With its “Se” series of enterprise hard drives, WD is targeting those in need of “bulk storage”, whether it be in a datacenter or NAS. Its biggest perk is that it almost perfectly mimics the company’s Re drives, boasting a 5-year warranty, models ranging from 2 – 4TB, and best of all, a price tag of up to $80 less.

Synthetic: PCMark 7

Futuremark’s PCMark benchmarking suite should need no introduction – it’s been a staple of PC benchmarking for the better half of a decade. PCMark offers a range of tests to gauge every aspect of a computer’s performance and presents it in a simple final result. Thankfully, it also breaks down the overall score with individual subsystem scores (such as Memory, Storage, et cetera) in addition to providing individual test results.

As we’re not too concerned with the performance of the PC as a whole, for our testing here we deselect all default tests and run only the “Secondary Storage” suite, with the hard drive in question as the chosen drive. Tests in this suite range from the loading of applications, running a Windows Defender scan, editing video, gaming and more.

PCMark 7 Professional

On account of the fact that the Se series is spec’d similarly to the Re series, it shouldn’t come as much of a surprise to see such good performance here. 50% of the time, the 4TB Se drive surpasses the 4TB Black enthusiast drive.

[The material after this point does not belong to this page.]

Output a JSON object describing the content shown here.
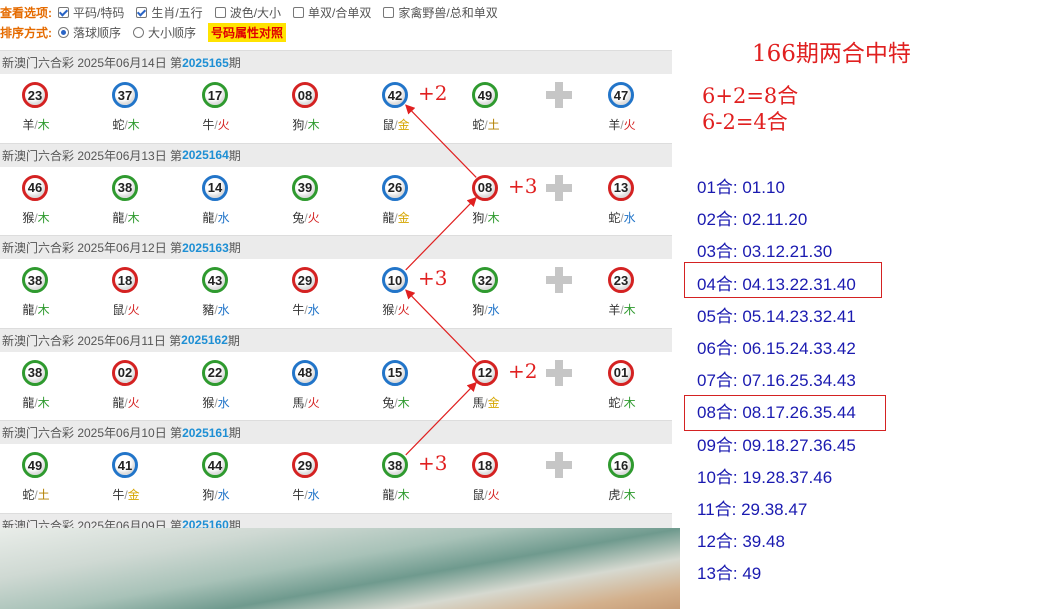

Against the Re, though, it’s clear that WD serves up some exclusive optimizations there.

Let’s see if these trends continue.

  • http://www.facebook.com/hubertj.farnsworth.129 Hubert J Farnsworth

    Sounds like great HD’s

  • Kean2000

    “Power-On Hours 8760″ what is this?

    • http://techgage.com/ Rob Williams

      A fancy way of saying 24/7 operation (8760 / 24 = 365).

  • thomcherryhomes

    I’ve now switched entirely to the WD Re disks for _all_ of my storage needs..they really are built insanely well, not to mention they have much better heat dissipation than the equivalent consumer drive (this is especially true for the 250GB and 500GB units!). The Se is just as compelling.

    • http://techgage.com/ Rob Williams

      I agree. It sucks to cough up the extra $$$ for the drives, but they’re built for long life and constant use.